Element data from apps and pages:
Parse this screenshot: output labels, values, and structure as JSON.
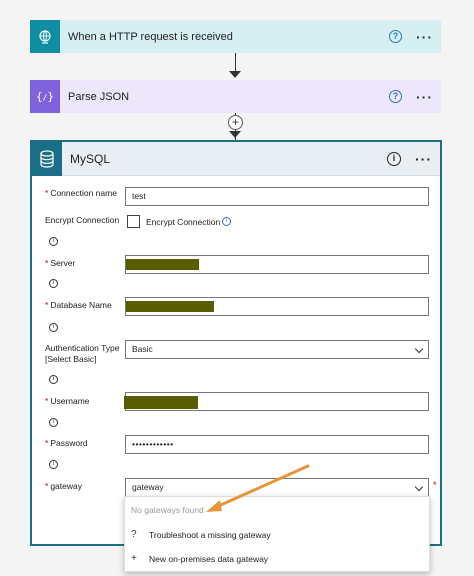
{
  "steps": [
    {
      "title": "When a HTTP request is received",
      "help": "?",
      "more": "···"
    },
    {
      "title": "Parse JSON",
      "help": "?",
      "more": "···"
    }
  ],
  "add_step_symbol": "+",
  "mysql": {
    "title": "MySQL",
    "info": "i",
    "more": "···",
    "fields": {
      "connection_name": {
        "label": "Connection name",
        "value": "test"
      },
      "encrypt_connection": {
        "label": "Encrypt Connection",
        "checkbox_label": "Encrypt Connection"
      },
      "server": {
        "label": "Server"
      },
      "database_name": {
        "label": "Database Name"
      },
      "authentication_type": {
        "label": "Authentication Type [Select Basic]",
        "value": "Basic"
      },
      "username": {
        "label": "Username"
      },
      "password": {
        "label": "Password",
        "value": "••••••••••••"
      },
      "gateway": {
        "label": "gateway",
        "value": "gateway"
      }
    },
    "required_mark": "*",
    "info_glyph": "i"
  },
  "gateway_dropdown": {
    "empty_text": "No gateways found",
    "items": [
      {
        "icon": "?",
        "label": "Troubleshoot a missing gateway"
      },
      {
        "icon": "+",
        "label": "New on-premises data gateway"
      }
    ]
  },
  "colors": {
    "http_accent": "#0f8ea3",
    "parse_accent": "#7f62de",
    "mysql_accent": "#1a6e86",
    "annotation_arrow": "#e8953a",
    "redaction": "#5a5c00"
  }
}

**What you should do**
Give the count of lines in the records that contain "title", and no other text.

**Answer box**
3